Word On The Street Halifax is one of many festivals that contribute significantly to the economic wealth of Nova Scotia. We do more than place writers on stage. We proudly host some of the finest talent in Canadian literature, with a strong focus on Atlantic Canada. This year we celebrate our 25th anniversary. Save the date and join in the celebrations!
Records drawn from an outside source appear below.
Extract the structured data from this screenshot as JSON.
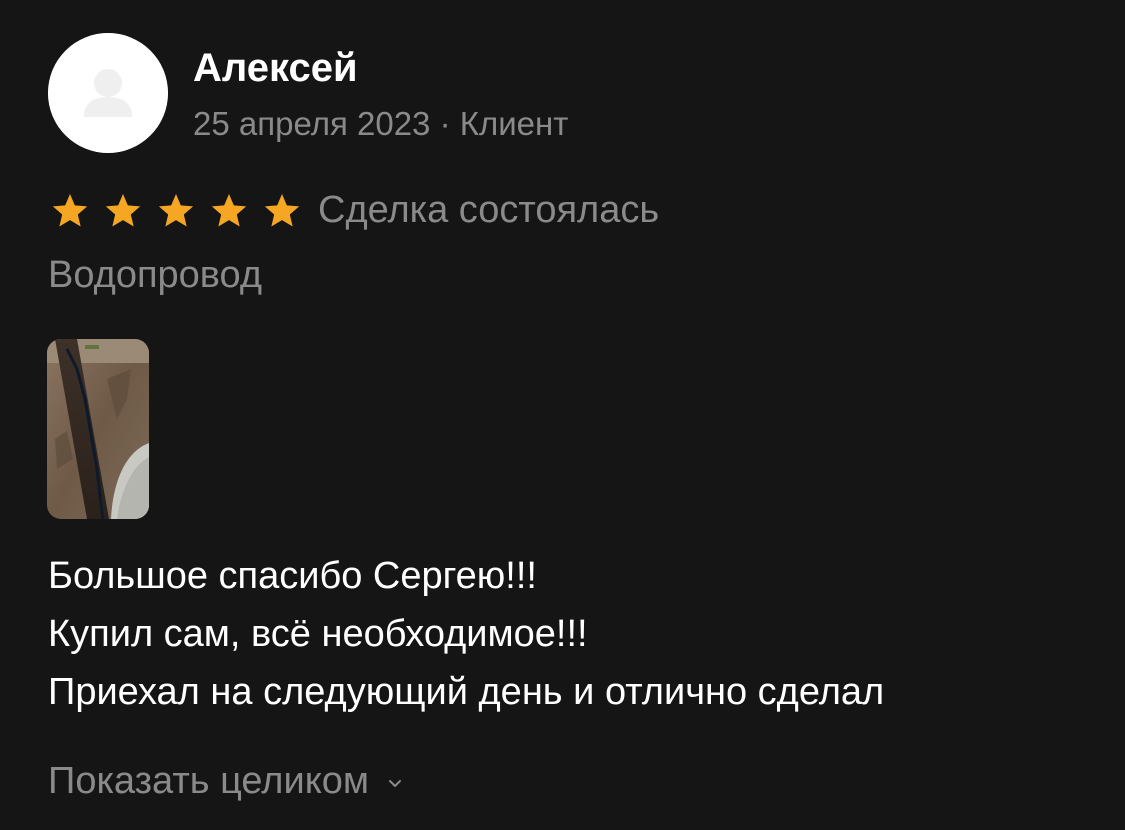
{
  "review": {
    "author": {
      "name": "Алексей",
      "avatar_icon": "user-silhouette-icon"
    },
    "meta": "25 апреля 2023 · Клиент",
    "rating": {
      "stars": 5,
      "max": 5,
      "star_color": "#F5A623"
    },
    "deal_status": "Сделка состоялась",
    "service": "Водопровод",
    "photos_count": 1,
    "text_lines": [
      "Большое спасибо Сергею!!!",
      "Купил сам, всё необходимое!!!",
      "Приехал на следующий день и отлично сделал"
    ],
    "show_more": {
      "label": "Показать целиком",
      "icon": "chevron-down-icon"
    }
  },
  "colors": {
    "background": "#151515",
    "primary_text": "#FFFFFF",
    "secondary_text": "#8A8A8A"
  }
}
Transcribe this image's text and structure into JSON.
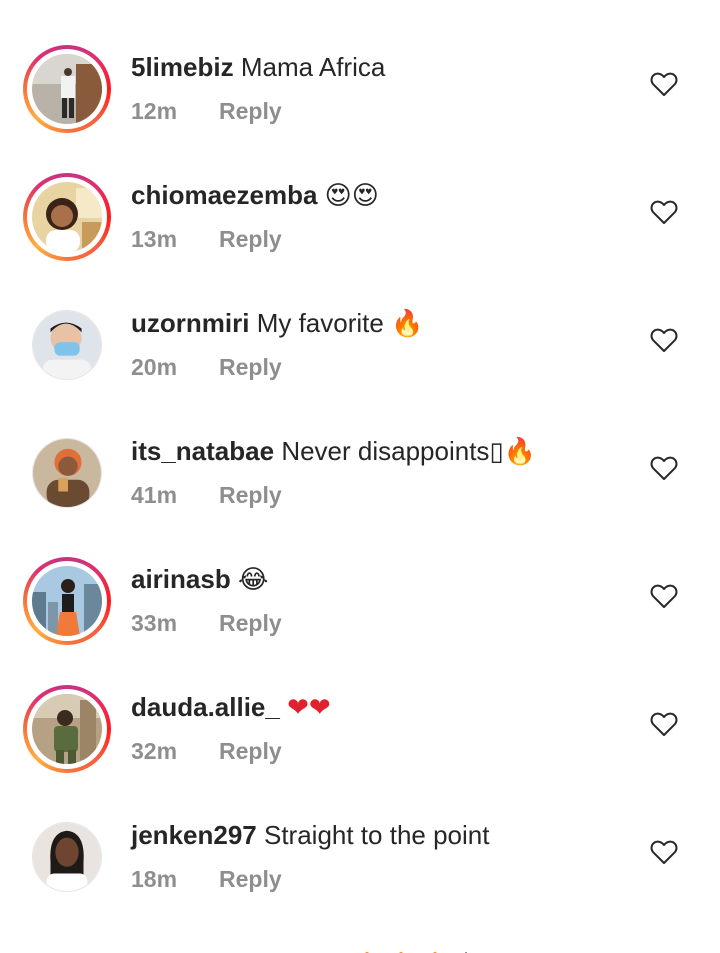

A fascinating non-fiction history in photography & prose by nurse/author Devonna Edwards of the evolution of hospitals and related institutions in HRM (oldest & most specialized hospitals in NS). 269 years from the founding of Halifax to 2018; parallels the story of disease & medicine and how medical doctors and nurses evolved as professions to cope with the ever-changing threats from ancient and modern diseases, catastrophe and war. Follow the evolution of societal attitudes towards less fortunate souls who were often victims of circumstance, tragedy, discrimination or disability. Contains 230 photographs/sketches of historical structures, many of which no longer exist; plus fascinating anecdotes: poems, ‘grave-robbing’; ‘saved by the bell’; ‘ghost’ stories at the Halifax Infirmary, the Nova Scotia Hospital & George’s Island tunnels … more.. Bonus chapters: temporary hospitals of the Halifax Explosion and WWI and WWII hospital ships. A most comprehensive book: accurate, sad, inspiring, shocking, and revealing.
Born in Halifax, N.S. as the eldest daughter (seven girls and three boys) of ten children to John and Mary O’Brien, Devonna was raised in the village of Fairview (then a suburb of Halifax) in an Irish and Acadian household.
Inspired by her pharmacist father, she chose nursing as her profession, going on to graduate from the Halifax Infirmary on Queen Street as a nurse (; she would work in her chosen field for over twenty-five years.
Today she lives in suburban Halifax with her husband of almost fifty years, Don, who calls Devonna a ‘history junkie’ and she suggests that she is likely guilty as charged, for there is nothing she enjoys more than scouring old newspapers, journals, maps and visiting old bookstores and libraries in her spare time. Her appetite to learn about the past became insatiable. It always amazed her to see how far society has progressed in the field of health and medicine … and how institutions and patient care have dramatically evolved over the years. It was on one of her many visits to the Provincial Archives (NSARM) that she first began to gather and collect old photographs and information on the many institutions within the Halifax-Dartmouth area (HRM). As the collection began to build, she soon realized that uncovering a wealth of information was, in a word, fascinating. That research led her to develop and hone her passion for writing historical publications.